* **GOAL OF THE EXERCISE**:
Give the number of lines in the data below where the word "text" appears, and nothing besides.

Collected data
Start of Block
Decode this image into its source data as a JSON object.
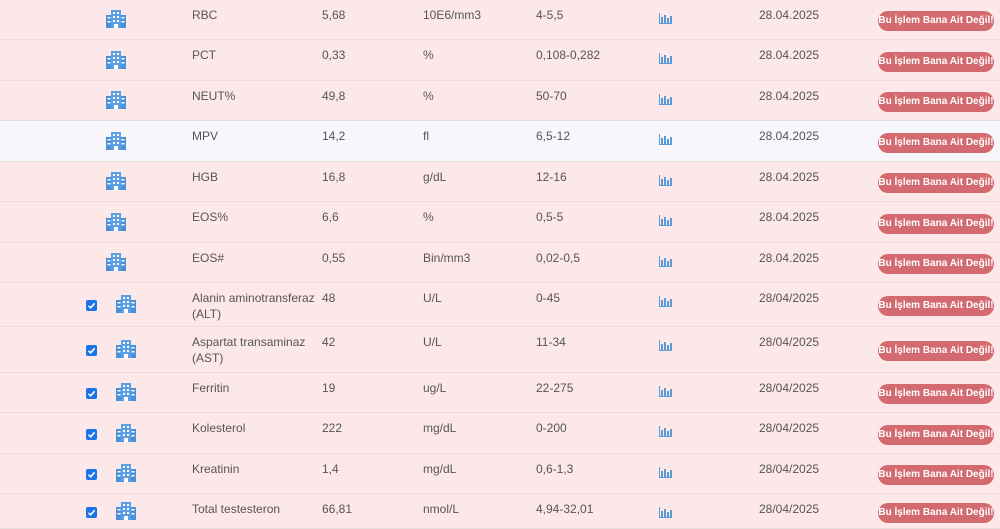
{
  "button_label": "Bu İşlem Bana Ait Değil!",
  "rows": [
    {
      "name": "RBC",
      "value": "5,68",
      "unit": "10E6/mm3",
      "range": "4-5,5",
      "date": "28.04.2025",
      "checked": false
    },
    {
      "name": "PCT",
      "value": "0,33",
      "unit": "%",
      "range": "0,108-0,282",
      "date": "28.04.2025",
      "checked": false
    },
    {
      "name": "NEUT%",
      "value": "49,8",
      "unit": "%",
      "range": "50-70",
      "date": "28.04.2025",
      "checked": false
    },
    {
      "name": "MPV",
      "value": "14,2",
      "unit": "fl",
      "range": "6,5-12",
      "date": "28.04.2025",
      "checked": false
    },
    {
      "name": "HGB",
      "value": "16,8",
      "unit": "g/dL",
      "range": "12-16",
      "date": "28.04.2025",
      "checked": false
    },
    {
      "name": "EOS%",
      "value": "6,6",
      "unit": "%",
      "range": "0,5-5",
      "date": "28.04.2025",
      "checked": false
    },
    {
      "name": "EOS#",
      "value": "0,55",
      "unit": "Bin/mm3",
      "range": "0,02-0,5",
      "date": "28.04.2025",
      "checked": false
    },
    {
      "name": "Alanin aminotransferaz (ALT)",
      "value": "48",
      "unit": "U/L",
      "range": "0-45",
      "date": "28/04/2025",
      "checked": true
    },
    {
      "name": "Aspartat transaminaz (AST)",
      "value": "42",
      "unit": "U/L",
      "range": "11-34",
      "date": "28/04/2025",
      "checked": true
    },
    {
      "name": "Ferritin",
      "value": "19",
      "unit": "ug/L",
      "range": "22-275",
      "date": "28/04/2025",
      "checked": true
    },
    {
      "name": "Kolesterol",
      "value": "222",
      "unit": "mg/dL",
      "range": "0-200",
      "date": "28/04/2025",
      "checked": true
    },
    {
      "name": "Kreatinin",
      "value": "1,4",
      "unit": "mg/dL",
      "range": "0,6-1,3",
      "date": "28/04/2025",
      "checked": true
    },
    {
      "name": "Total testesteron",
      "value": "66,81",
      "unit": "nmol/L",
      "range": "4,94-32,01",
      "date": "28/04/2025",
      "checked": true
    }
  ],
  "colors": {
    "row_pink": "#fde8e9",
    "row_light": "#f7f7fb",
    "button": "#d26a6f",
    "icon_blue": "#4a90d9",
    "checkbox": "#1a73e8"
  }
}
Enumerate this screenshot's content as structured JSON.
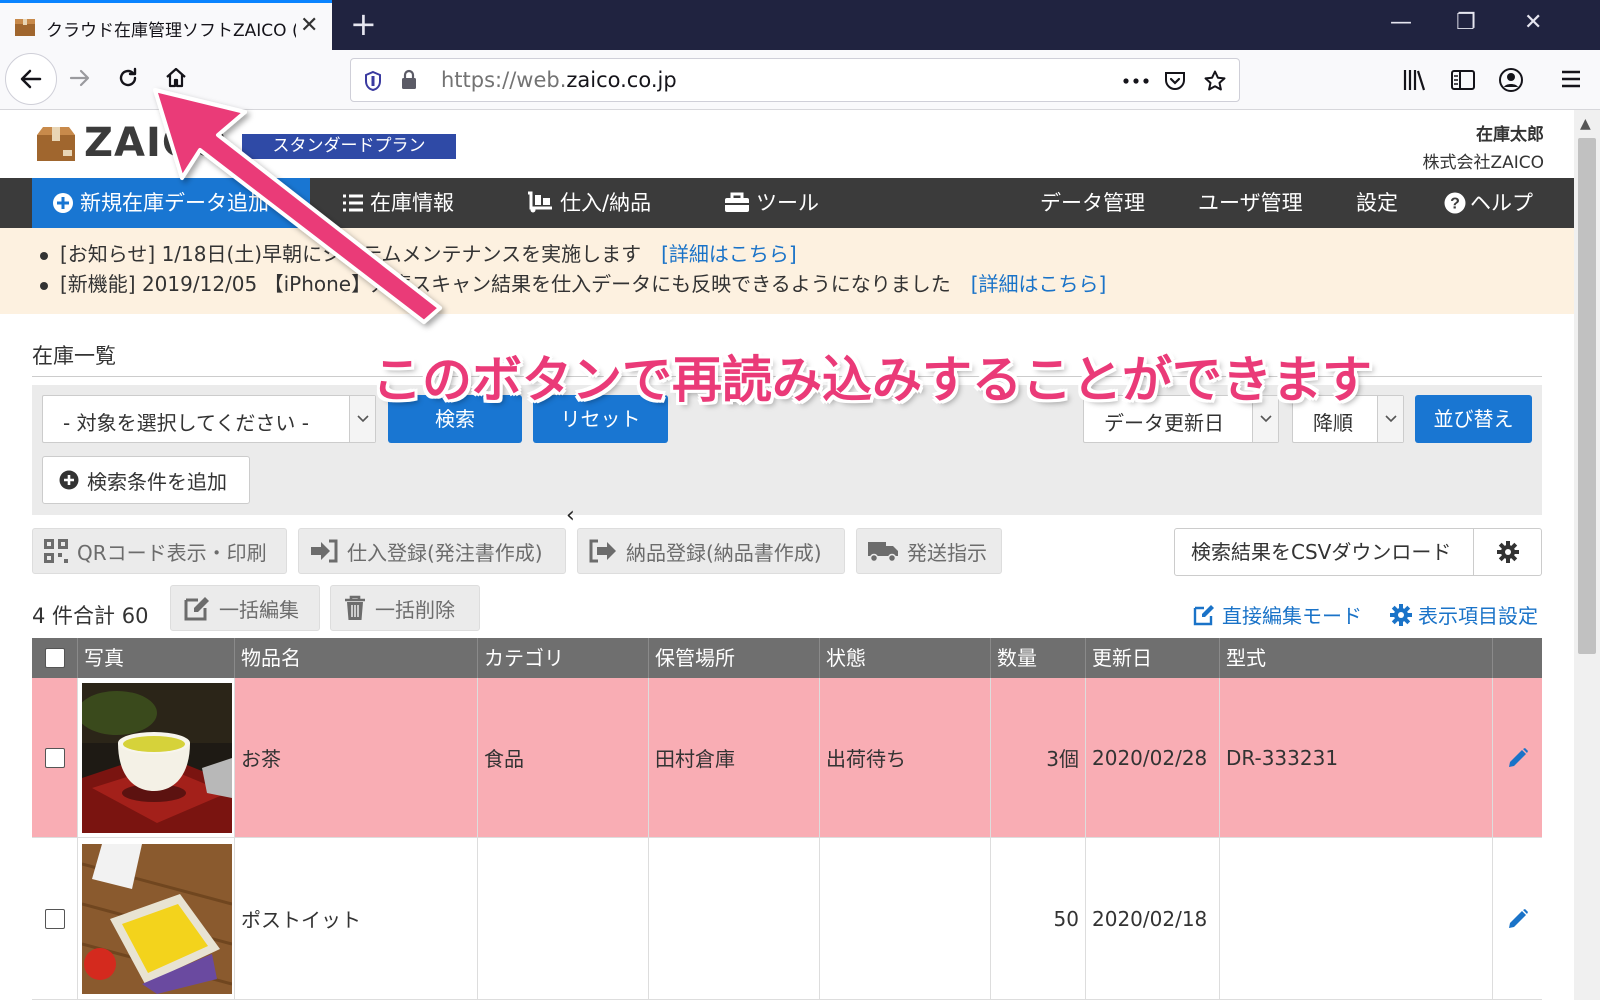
{
  "browser": {
    "tab_title": "クラウド在庫管理ソフトZAICO (ス",
    "url_prefix": "https://web.",
    "url_domain": "zaico.co.jp",
    "window_controls": {
      "minimize": "—",
      "restore": "❐",
      "close": "✕"
    },
    "new_tab": "+",
    "tab_close": "✕"
  },
  "header": {
    "logo": "ZAICO",
    "plan": "スタンダードプラン",
    "user_name": "在庫太郎",
    "company": "株式会社ZAICO"
  },
  "menu": {
    "new_item": "新規在庫データ追加",
    "inventory": "在庫情報",
    "purchase": "仕入/納品",
    "tools": "ツール",
    "data_mgmt": "データ管理",
    "user_mgmt": "ユーザ管理",
    "settings": "設定",
    "help": "ヘルプ"
  },
  "notices": [
    {
      "text": "[お知らせ] 1/18日(土)早朝にシステムメンテナンスを実施します",
      "link": "[詳細はこちら]"
    },
    {
      "text": "[新機能] 2019/12/05 【iPhone】入庫スキャン結果を仕入データにも反映できるようになりました",
      "link": "[詳細はこちら]"
    }
  ],
  "list": {
    "title": "在庫一覧",
    "filter_placeholder": "- 対象を選択してください -",
    "search": "検索",
    "reset": "リセット",
    "sort_field": "データ更新日",
    "sort_order": "降順",
    "sort_button": "並び替え",
    "add_condition": "検索条件を追加"
  },
  "actions": {
    "qr": "QRコード表示・印刷",
    "purchase_reg": "仕入登録(発注書作成)",
    "delivery_reg": "納品登録(納品書作成)",
    "shipping": "発送指示",
    "csv": "検索結果をCSVダウンロード",
    "count": "4 件合計 60",
    "bulk_edit": "一括編集",
    "bulk_delete": "一括削除",
    "direct_edit": "直接編集モード",
    "column_settings": "表示項目設定"
  },
  "table": {
    "columns": [
      "写真",
      "物品名",
      "カテゴリ",
      "保管場所",
      "状態",
      "数量",
      "更新日",
      "型式"
    ],
    "rows": [
      {
        "name": "お茶",
        "category": "食品",
        "location": "田村倉庫",
        "status": "出荷待ち",
        "quantity": "3個",
        "updated": "2020/02/28",
        "model": "DR-333231",
        "highlight": "#f9adb4"
      },
      {
        "name": "ポストイット",
        "category": "",
        "location": "",
        "status": "",
        "quantity": "50",
        "updated": "2020/02/18",
        "model": "",
        "highlight": "#ffffff"
      }
    ]
  },
  "annotation": {
    "text": "このボタンで再読み込みすることができます",
    "color": "#ea3a78"
  },
  "colors": {
    "primary": "#1976d2",
    "menubar": "#3b3b3b",
    "plan_badge": "#2f4aa6",
    "notice_bg": "#fdf1e0"
  }
}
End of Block
* **EXERCISE ANSWER**:
3